On the face of it, labeling early childhood programs as “economic development” seems crazy. We see “economic development” in newspaper headlines about a manufacturing plant or corporate headquarters or major research facility that received large tax credits from a state or local government. What does a preschool program have in common with such tax incentives?
As I argue in my book Investing in Kids (January, 2011), what early childhood programs and tax incentives have in common is the nature of the benefits they potentially provide for local economies. Early childhood programs and tax incentives differ in the means they use, but the ultimate local benefits are similar: higher local per capita earnings.
I’ve pointed out in research over the years that the main benefit of successful “local economic development” is the increase in per capita earnings of local residents (e.g., my book Who Benefits from State and Local Economic Development Policies? 1991). Suppose tax credits attract jobs. This local job increase will lead to increases in employment rates and wage rates of local residents. This better job experience will raise long-run earnings.
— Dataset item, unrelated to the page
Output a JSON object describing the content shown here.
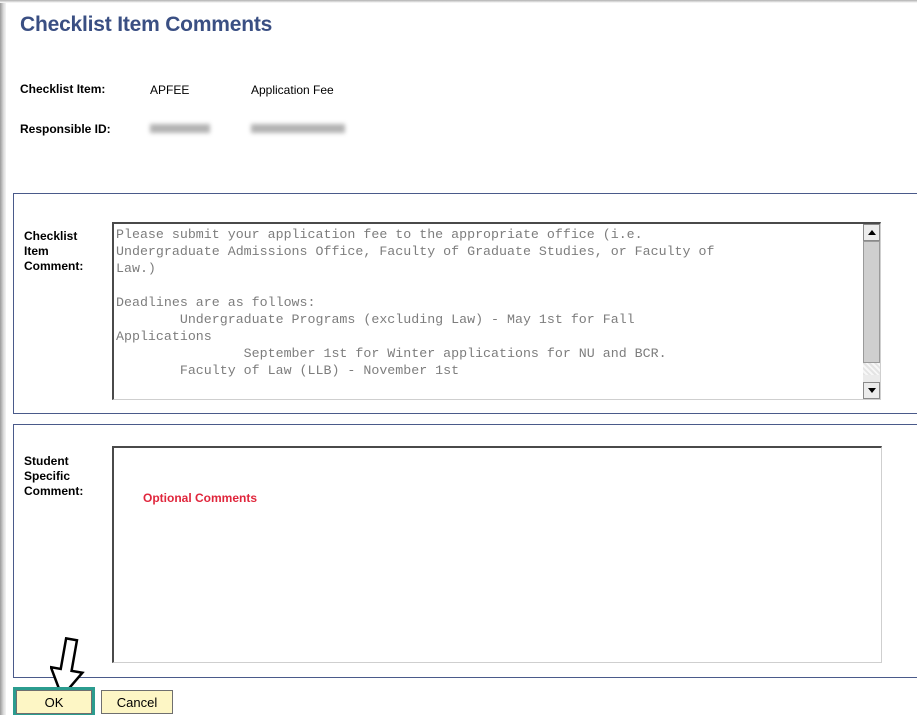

What about other possible benefits of tax incentives for business? Fiscal benefits of more jobs will be slight unless the jobs raise employment rates and wage rates, which raises tax revenues while lowering social program costs. If job growth does not raise employment rates and wage rates – we just have more jobs and more population, but the same standard of living — it is unclear whether there will be any fiscal benefits, as this increased population will need infrastructure and services of similar or even greater size than the generated tax revenues. Property value increases will occur due to growth, but the empirical evidence indicates these property value increases are slight – typically additional land can be developed without huge increases in prices. Local businesses may gain increased profits from more population, even in the absence of improvements in the standard of living, but competition will limit the extent of these benefits. In-migrants may benefit, but even if this local area had not grown, they could have found similar opportunities elsewhere.
Empirically, increased earnings per capita are 70% of the benefits from the job growth that might be generated by business tax incentives. And almost half of the remaining benefits are fiscal benefits that mostly depend on higher per capita earnings.
If the main benefit from business tax incentives for local economic development is higher earnings per capita, a natural question is whether there are alternative means to attain those benefits. Early childhood programs can achieve higher local earnings per capita. The main way they do so is by helping their child participants get on a path that leads to higher adult skills. Many of these former child participants will stay in the same area, increasing the quality of local labor supply. This higher quality local labor supply will attract new and better business.
Some years back, Art Rolnick and Rob Grunewald of the Minneapolis Fed argued that high-quality early childhood programs were good “economic development” programs because these programs had high rates of return. I agree. But I go further in arguing not only that early childhood programs have high rates of return, but also that much of this return is exactly the same types of benefits provided by well-designed business tax incentives: higher local per capita earnings.